After childbirth, panic.

After childbirth, panic.

After childbirth, panic.

Notes on fatherhood.
Jan. 31 2007 4:35 PM

Taco Bell's Canyon

After childbirth, panic.

(Continued from Page 1)

"As if something really bad's going to happen."

Tears fill her eyes.


 "I feel like I don't have any control of anything. I feel like I might be going insane."

Five minutes later I'm leaving messages on doctors' voice mails with one hand and Googling with the other:

Childbirth. Panic.

At the top pops alternative translations of Psalm 48:6 (Panic seized them there, Anguish, as of a woman in childbirth). Skipping down I find what appears to be a relevant entry: Post-Traumatic Stress Disorders After Childbirth.

"Have you ever heard of this?" I ask her.

"No," she says. But then a lot of unpleasant things can happen to a woman after childbirth, and you don't hear about most of them until they happen to your wife in the middle of the night.
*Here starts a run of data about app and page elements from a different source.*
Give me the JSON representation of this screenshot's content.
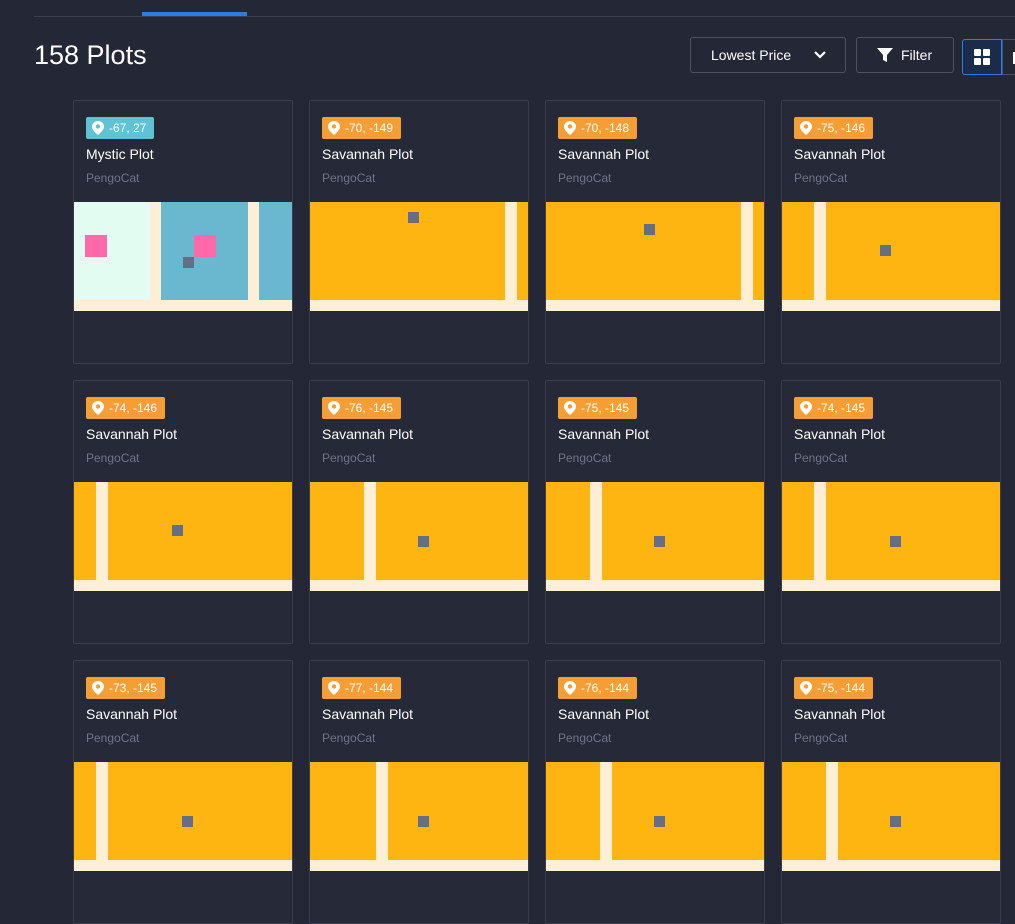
{
  "header": {
    "title": "158 Plots",
    "sort_label": "Lowest Price",
    "filter_label": "Filter",
    "icons": {
      "sort": "chevron-down-icon",
      "filter": "filter-icon",
      "grid": "grid-view-icon",
      "list": "list-view-icon",
      "location": "location-pin-icon"
    }
  },
  "colors": {
    "background": "#242735",
    "accent": "#2d7be5",
    "badge_orange": "#f59e35",
    "badge_teal": "#5fc3d3",
    "savannah": "#ffb511",
    "road": "#fdefd6",
    "mystic_light": "#e3fcf2",
    "mystic_water": "#6ab8cf",
    "pink": "#ff69a8",
    "marker": "#646e86"
  },
  "plots": [
    {
      "coords": "-67, 27",
      "name": "Mystic Plot",
      "owner": "PengoCat",
      "type": "mystic"
    },
    {
      "coords": "-70, -149",
      "name": "Savannah Plot",
      "owner": "PengoCat",
      "type": "savannah"
    },
    {
      "coords": "-70, -148",
      "name": "Savannah Plot",
      "owner": "PengoCat",
      "type": "savannah"
    },
    {
      "coords": "-75, -146",
      "name": "Savannah Plot",
      "owner": "PengoCat",
      "type": "savannah"
    },
    {
      "coords": "-74, -146",
      "name": "Savannah Plot",
      "owner": "PengoCat",
      "type": "savannah"
    },
    {
      "coords": "-76, -145",
      "name": "Savannah Plot",
      "owner": "PengoCat",
      "type": "savannah"
    },
    {
      "coords": "-75, -145",
      "name": "Savannah Plot",
      "owner": "PengoCat",
      "type": "savannah"
    },
    {
      "coords": "-74, -145",
      "name": "Savannah Plot",
      "owner": "PengoCat",
      "type": "savannah"
    },
    {
      "coords": "-73, -145",
      "name": "Savannah Plot",
      "owner": "PengoCat",
      "type": "savannah"
    },
    {
      "coords": "-77, -144",
      "name": "Savannah Plot",
      "owner": "PengoCat",
      "type": "savannah"
    },
    {
      "coords": "-76, -144",
      "name": "Savannah Plot",
      "owner": "PengoCat",
      "type": "savannah"
    },
    {
      "coords": "-75, -144",
      "name": "Savannah Plot",
      "owner": "PengoCat",
      "type": "savannah"
    }
  ]
}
"Don't leave me alone," she says, trembling beside me.

I don't think I've ever seen her scared of anything, and she is now more frightened than I've ever seen another human being outside of the movies. She's the little kid in The Sixth Sense. She sees dead people. Still, born with the ability to remain calm in the face of other people's misery, I feel more curious than alarmed. People who actually are going insane don't know they are going insane. Googling on, I finally come to a plausible-sounding Web page written by a psychiatrist named Christine Hibbert. "Three common fears experienced by women with a Postpartum Panic Disorder are: 1) fear of dying, 2) fear of losing control, and/or 3) fear that one is going crazy."

It's like finding the picture of the red-throated diver in the bird-watching manual right after you've glimpsed one for the first time. Postpartum Panic Disorder: So now the thing has a name. Roughly one in 10 women experiences it after childbirth. How, then, could we never have heard of it?